[Records from a collection]
■ ■ ■ ■ ■
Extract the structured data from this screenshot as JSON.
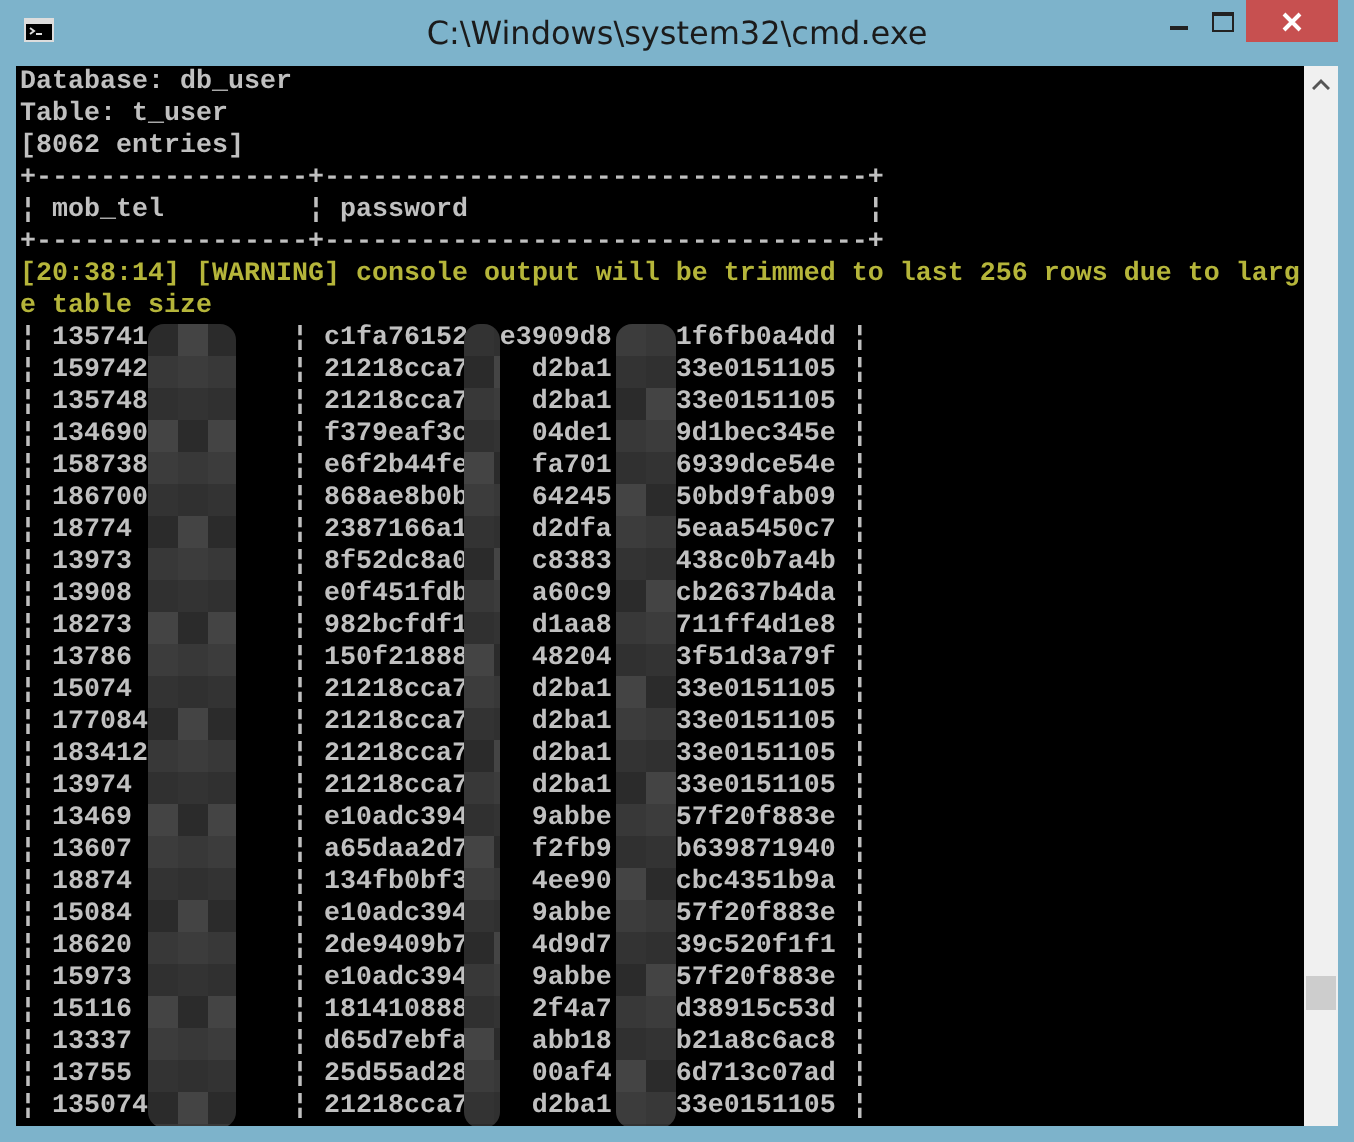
{
  "window": {
    "title": "C:\\Windows\\system32\\cmd.exe"
  },
  "console": {
    "lines": [
      {
        "kind": "info",
        "text": "Database: db_user"
      },
      {
        "kind": "info",
        "text": "Table: t_user"
      },
      {
        "kind": "info",
        "text": "[8062 entries]"
      },
      {
        "kind": "info",
        "text": "+-----------------+----------------------------------+"
      },
      {
        "kind": "info",
        "text": "¦ mob_tel         ¦ password                         ¦"
      },
      {
        "kind": "info",
        "text": "+-----------------+----------------------------------+"
      },
      {
        "kind": "warning",
        "text": "[20:38:14] [WARNING] console output will be trimmed to last 256 rows due to larg"
      },
      {
        "kind": "warning",
        "text": "e table size"
      }
    ],
    "rows": [
      {
        "mob_tel": "¦ 135741",
        "password": [
          "¦ c1fa76152",
          "e3909d8",
          "1f6fb0a4dd ¦"
        ]
      },
      {
        "mob_tel": "¦ 159742",
        "password": [
          "¦ 21218cca7",
          "d2ba1",
          "33e0151105 ¦"
        ]
      },
      {
        "mob_tel": "¦ 135748",
        "password": [
          "¦ 21218cca7",
          "d2ba1",
          "33e0151105 ¦"
        ]
      },
      {
        "mob_tel": "¦ 134690",
        "password": [
          "¦ f379eaf3c",
          "04de1",
          "9d1bec345e ¦"
        ]
      },
      {
        "mob_tel": "¦ 158738",
        "password": [
          "¦ e6f2b44fe",
          "fa701",
          "6939dce54e ¦"
        ]
      },
      {
        "mob_tel": "¦ 186700",
        "password": [
          "¦ 868ae8b0b",
          "64245",
          "50bd9fab09 ¦"
        ]
      },
      {
        "mob_tel": "¦ 18774",
        "password": [
          "¦ 2387166a1",
          "d2dfa",
          "5eaa5450c7 ¦"
        ]
      },
      {
        "mob_tel": "¦ 13973",
        "password": [
          "¦ 8f52dc8a0",
          "c8383",
          "438c0b7a4b ¦"
        ]
      },
      {
        "mob_tel": "¦ 13908",
        "password": [
          "¦ e0f451fdb",
          "a60c9",
          "cb2637b4da ¦"
        ]
      },
      {
        "mob_tel": "¦ 18273",
        "password": [
          "¦ 982bcfdf1",
          "d1aa8",
          "711ff4d1e8 ¦"
        ]
      },
      {
        "mob_tel": "¦ 13786",
        "password": [
          "¦ 150f21888",
          "48204",
          "3f51d3a79f ¦"
        ]
      },
      {
        "mob_tel": "¦ 15074",
        "password": [
          "¦ 21218cca7",
          "d2ba1",
          "33e0151105 ¦"
        ]
      },
      {
        "mob_tel": "¦ 177084",
        "password": [
          "¦ 21218cca7",
          "d2ba1",
          "33e0151105 ¦"
        ]
      },
      {
        "mob_tel": "¦ 183412",
        "password": [
          "¦ 21218cca7",
          "d2ba1",
          "33e0151105 ¦"
        ]
      },
      {
        "mob_tel": "¦ 13974",
        "password": [
          "¦ 21218cca7",
          "d2ba1",
          "33e0151105 ¦"
        ]
      },
      {
        "mob_tel": "¦ 13469",
        "password": [
          "¦ e10adc394",
          "9abbe",
          "57f20f883e ¦"
        ]
      },
      {
        "mob_tel": "¦ 13607",
        "password": [
          "¦ a65daa2d7",
          "f2fb9",
          "b639871940 ¦"
        ]
      },
      {
        "mob_tel": "¦ 18874",
        "password": [
          "¦ 134fb0bf3",
          "4ee90",
          "cbc4351b9a ¦"
        ]
      },
      {
        "mob_tel": "¦ 15084",
        "password": [
          "¦ e10adc394",
          "9abbe",
          "57f20f883e ¦"
        ]
      },
      {
        "mob_tel": "¦ 18620",
        "password": [
          "¦ 2de9409b7",
          "4d9d7",
          "39c520f1f1 ¦"
        ]
      },
      {
        "mob_tel": "¦ 15973",
        "password": [
          "¦ e10adc394",
          "9abbe",
          "57f20f883e ¦"
        ]
      },
      {
        "mob_tel": "¦ 15116",
        "password": [
          "¦ 181410888",
          "2f4a7",
          "d38915c53d ¦"
        ]
      },
      {
        "mob_tel": "¦ 13337",
        "password": [
          "¦ d65d7ebfa",
          "abb18",
          "b21a8c6ac8 ¦"
        ]
      },
      {
        "mob_tel": "¦ 13755",
        "password": [
          "¦ 25d55ad28",
          "00af4",
          "6d713c07ad ¦"
        ]
      },
      {
        "mob_tel": "¦ 135074",
        "password": [
          "¦ 21218cca7",
          "d2ba1",
          "33e0151105 ¦"
        ]
      }
    ]
  }
}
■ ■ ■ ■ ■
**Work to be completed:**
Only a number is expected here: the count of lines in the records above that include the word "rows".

**Task answer:**
2